the water: though if there be none, the ditch must be large enough to take it. If one corner happen to be the lowest, or the place where it must run off, there may be one main drain from the highest point to the lowest, and other drains at proper distances, to communicate with it; and however unwilling we may feel to undertake such a job on entering a concern, it is a fact easily demonstrated, that onehalf the gardens which are said to be worn out or unproductive, require nothing but draining, dressing, and trenching two spits deep, turning the bottom soil to the top, to make them all that can be desired. The reason why a drain must be two feet six inches to three feet deep is because, in all ordinary trenching, the ground is turned up eighteen inches and disturbed another six by loosening the bottom. If, as is sometimes the case, the soil is not good below the first eight or ten inches, trenching will do mischief. In such cases, although trenching may be recommended as a general operation, it must not be done. In like manner, although we recommend draining, there are circumstances under which it can do no good; but these are exceptions, and the owner will soon find them out if they exist. Generally speaking, if it had not been already done, draining and trenching are the first and best operations in a new or neglected garden.
FLOWERS NOT IN CHARACTER.-As fruit trees do not adjust themselves to bearing until the root and the head have settled down into a sort of mutual agreement as to demand and supply, so also flowers never come to the proper characters until the root and the plant, after being disturbed in their proportions by removal, recover their relative positions. For example, let us take a half-rooted offset of auricula, throwing up a bloom, it will be found no more like the proper character than any other sort.
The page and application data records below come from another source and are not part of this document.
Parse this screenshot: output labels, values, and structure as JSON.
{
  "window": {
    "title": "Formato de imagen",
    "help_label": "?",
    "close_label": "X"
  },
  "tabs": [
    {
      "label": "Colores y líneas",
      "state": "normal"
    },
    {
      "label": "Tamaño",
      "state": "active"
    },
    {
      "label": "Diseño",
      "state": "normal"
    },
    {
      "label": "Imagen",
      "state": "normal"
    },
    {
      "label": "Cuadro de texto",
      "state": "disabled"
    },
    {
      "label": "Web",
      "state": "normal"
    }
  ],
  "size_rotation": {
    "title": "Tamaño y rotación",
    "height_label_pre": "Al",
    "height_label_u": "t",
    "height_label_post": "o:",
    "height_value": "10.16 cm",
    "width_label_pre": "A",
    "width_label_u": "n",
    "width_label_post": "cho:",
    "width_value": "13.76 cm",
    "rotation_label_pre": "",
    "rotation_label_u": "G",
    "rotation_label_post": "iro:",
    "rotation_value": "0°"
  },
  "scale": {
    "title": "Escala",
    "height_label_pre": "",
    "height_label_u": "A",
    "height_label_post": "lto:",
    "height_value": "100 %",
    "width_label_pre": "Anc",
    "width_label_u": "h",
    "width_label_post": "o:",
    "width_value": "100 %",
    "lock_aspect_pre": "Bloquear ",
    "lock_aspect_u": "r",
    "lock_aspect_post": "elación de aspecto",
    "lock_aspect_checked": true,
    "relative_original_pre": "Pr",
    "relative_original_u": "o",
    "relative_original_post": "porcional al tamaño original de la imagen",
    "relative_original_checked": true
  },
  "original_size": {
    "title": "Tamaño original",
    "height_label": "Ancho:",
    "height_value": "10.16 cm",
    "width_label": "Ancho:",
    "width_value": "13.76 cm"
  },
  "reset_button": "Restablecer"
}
Or take the weakly struck cutting of a pansy, and you will, perhaps, see a flower no more like the original than a cabbage is like a potato; or take the premature blossoms of the dahlia, and you would not kuow what it was meant for, even if it condescended to come double at all, which is more than it will always.